Despite Caterpillar earning a record $4.9 billion profit in 2011 and even better results projected for 2012, the company has insisted on a six year wage freeze, a pension freeze and sharp increases in health care coverage contributions at the plant. The deadlock has led to an ongoing work stoppage since May. The strike in Joliet, Illinois, now in its 13th week, was overwhelmingly voted for by 585 versus 37 workers in rejecting Caterpillar’s demands on contract concessions.
You’ve made this company’s most profitable year ever. You lay the beams, turn the wrenches, assemble all the components to make the greatest products of its type in the world.
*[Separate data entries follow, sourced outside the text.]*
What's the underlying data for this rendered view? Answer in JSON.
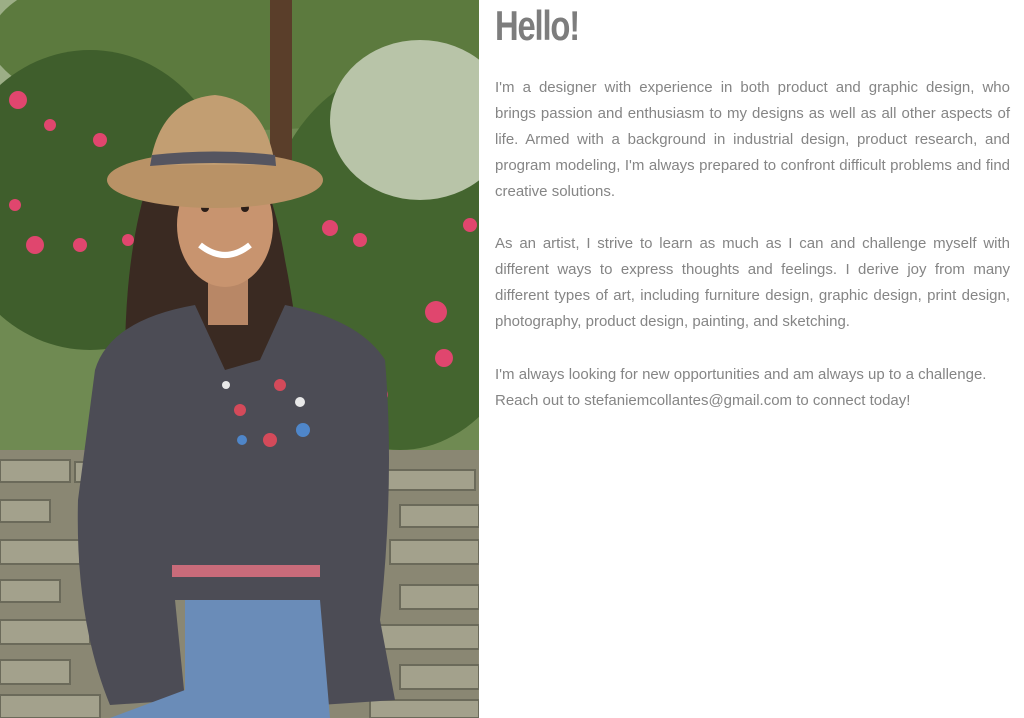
{
  "about": {
    "heading": "Hello!",
    "paragraphs": [
      "I'm a designer with experience in both product and graphic design, who brings passion and enthusiasm to my designs as well as all other aspects of life. Armed with a background in industrial design, product research, and program modeling, I'm always prepared to confront difficult problems and find creative solutions.",
      "As an artist, I strive to learn as much as I can and challenge myself with different ways to express thoughts and feelings. I derive joy from many different types of art, including furniture design, graphic design, print design, photography, product design, painting, and sketching.",
      "I'm always looking for new opportunities and am always up to a challenge. Reach out to stefaniemcollantes@gmail.com to connect today!"
    ]
  },
  "portrait": {
    "subject": "portrait photo of woman in tan hat and embroidered dark blouse in front of pink rose bushes and a stone wall"
  },
  "colors": {
    "heading": "#7d7d7d",
    "body_text": "#858585",
    "background": "#ffffff"
  }
}
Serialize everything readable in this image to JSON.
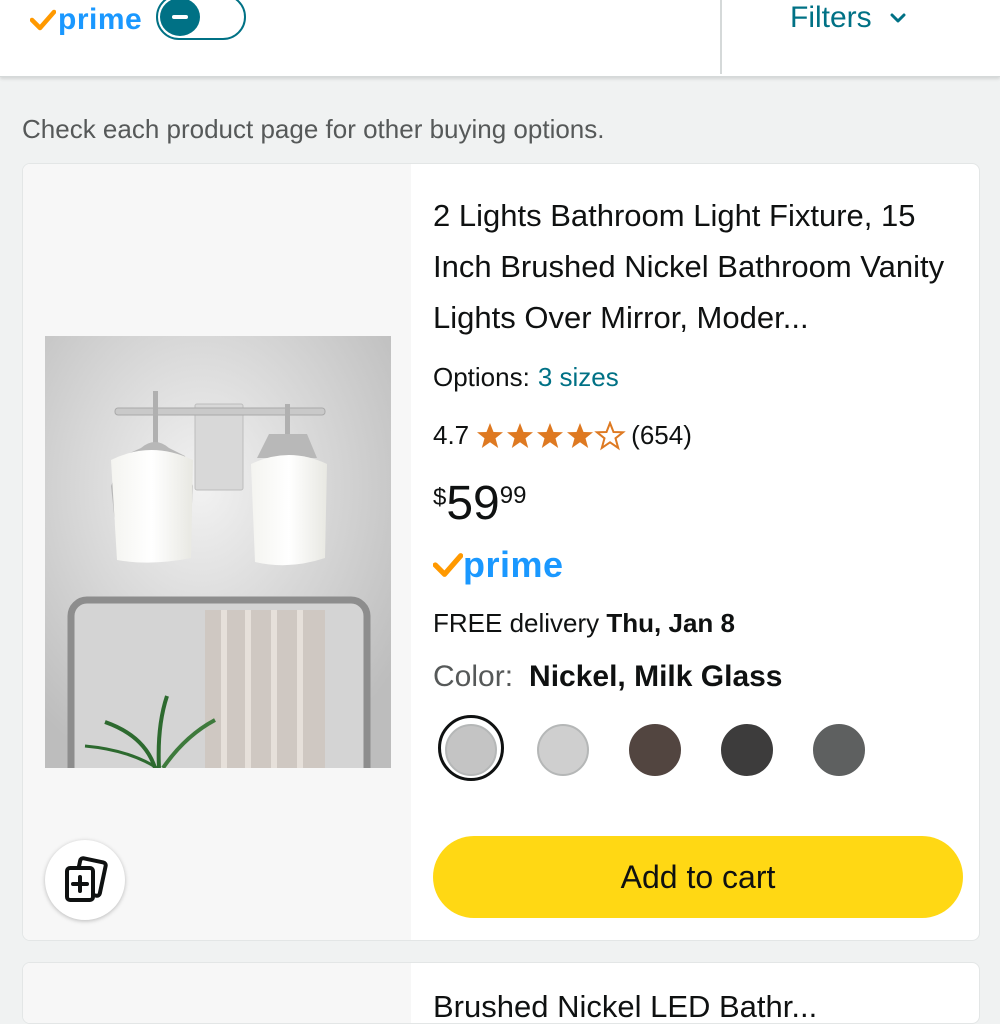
{
  "topbar": {
    "prime_label": "prime",
    "prime_toggle_state": "on",
    "filters_label": "Filters"
  },
  "notice": "Check each product page for other buying options.",
  "product": {
    "title": "2 Lights Bathroom Light Fixture, 15 Inch Brushed Nickel Bathroom Vanity Lights Over Mirror, Moder...",
    "options_label": "Options:",
    "options_link": "3 sizes",
    "rating": "4.7",
    "rating_stars_fraction": 0.94,
    "review_count": "(654)",
    "price_symbol": "$",
    "price_whole": "59",
    "price_fraction": "99",
    "prime_label": "prime",
    "delivery_prefix": "FREE delivery",
    "delivery_date": "Thu, Jan 8",
    "color_label": "Color:",
    "color_value": "Nickel, Milk Glass",
    "swatches": [
      {
        "color": "#c4c4c4",
        "selected": true
      },
      {
        "color": "#cfcfcf",
        "selected": false
      },
      {
        "color": "#524540",
        "selected": false
      },
      {
        "color": "#3d3c3c",
        "selected": false
      },
      {
        "color": "#5e6060",
        "selected": false
      }
    ],
    "add_to_cart_label": "Add to cart"
  },
  "next_product": {
    "title_partial": "Brushed Nickel LED Bathr..."
  },
  "colors": {
    "link": "#007185",
    "prime_blue": "#1a98ff",
    "prime_check": "#ff9900",
    "star": "#de7921",
    "cart_button": "#ffd814"
  }
}
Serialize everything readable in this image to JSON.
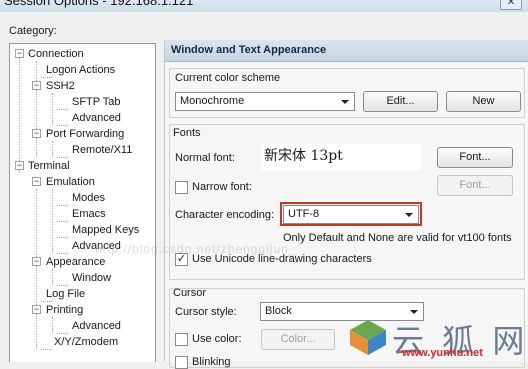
{
  "window": {
    "title": "Session Options - 192.168.1.121",
    "close_glyph": "✕"
  },
  "category_label": "Category:",
  "tree": [
    {
      "label": "Connection",
      "expander": "−"
    },
    {
      "label": "Logon Actions"
    },
    {
      "label": "SSH2",
      "expander": "−"
    },
    {
      "label": "SFTP Tab"
    },
    {
      "label": "Advanced"
    },
    {
      "label": "Port Forwarding",
      "expander": "−"
    },
    {
      "label": "Remote/X11"
    },
    {
      "label": "Terminal",
      "expander": "−"
    },
    {
      "label": "Emulation",
      "expander": "−"
    },
    {
      "label": "Modes"
    },
    {
      "label": "Emacs"
    },
    {
      "label": "Mapped Keys"
    },
    {
      "label": "Advanced"
    },
    {
      "label": "Appearance",
      "expander": "−"
    },
    {
      "label": "Window"
    },
    {
      "label": "Log File"
    },
    {
      "label": "Printing",
      "expander": "−"
    },
    {
      "label": "Advanced"
    },
    {
      "label": "X/Y/Zmodem"
    }
  ],
  "panel": {
    "header": "Window and Text Appearance",
    "color_scheme": {
      "label": "Current color scheme",
      "value": "Monochrome",
      "edit_button": "Edit...",
      "new_button": "New"
    },
    "fonts": {
      "label": "Fonts",
      "normal_font_label": "Normal font:",
      "normal_font_value": "新宋体 13pt",
      "font_button": "Font...",
      "narrow_font_label": "Narrow font:",
      "narrow_font_button": "Font...",
      "encoding_label": "Character encoding:",
      "encoding_value": "UTF-8",
      "encoding_note": "Only Default and None are valid for vt100 fonts",
      "unicode_line_label": "Use Unicode line-drawing characters",
      "unicode_checked_glyph": "✓"
    },
    "cursor": {
      "label": "Cursor",
      "style_label": "Cursor style:",
      "style_value": "Block",
      "use_color_label": "Use color:",
      "color_button": "Color...",
      "blinking_label": "Blinking"
    }
  },
  "watermark_text": "http://blog.csdn.net/zhengqijun_",
  "logo": {
    "text": "云 狐 网",
    "url": "www.yunhu.net"
  },
  "colors": {
    "highlight": "#c0392b",
    "header_bg": "#c8d4e3",
    "logo_text": "#6b7b96",
    "logo_url": "#d42a2a"
  }
}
They reward those who have never done what you do and they want you to give back what you’ve been able to earn
said Tom Buffenbarger, IAM International President, at the solidarity rally in Joliet on 1 May. (See video of the solidarity rally here)
The conflict is taking on national significance as Caterpillar is leading the way to find new ways to cut labour costs. “We believe we have exhausted the negotiating process,” said company spokesman Rusty Dunn in a recent interview with New York Times writer Steven Greenhouse. “The primary strategy, going forward, is to run the plant with the contingent work force as long as the work stoppage continues.” See full article here.
Meanwhile, pay for Caterpillar Chief Executive Douglas Oberhelman jumped 60 percent in 2011 to $16.9 million while other top executives also received sizable pay increases last year. In the first quarter of 2012 Caterpillar, the world’s largest maker of construction and mining equipment, announced over $1.5 billion in profits. Last year it recorded $4.9 billion in profits but still in an effort to stay “competitive” expects workers to make concessions.
IndustriALL Global Union has written a letter to the CEO of Caterpillar. Jyrki Raina, IndustriALL General Secretary writes, “I strongly urge you to engage with the IAM for a fair and just resolution to this matter. Do not forget that it is the skilled workers that have made your company one of the most profitable in 2011.”
Send a protest letter to Caterpillar CEO:
Douglas R. Oberhelman
Chairman and CEO of Caterpillar Inc.
Send a solidarity letter to Caterpillar workers :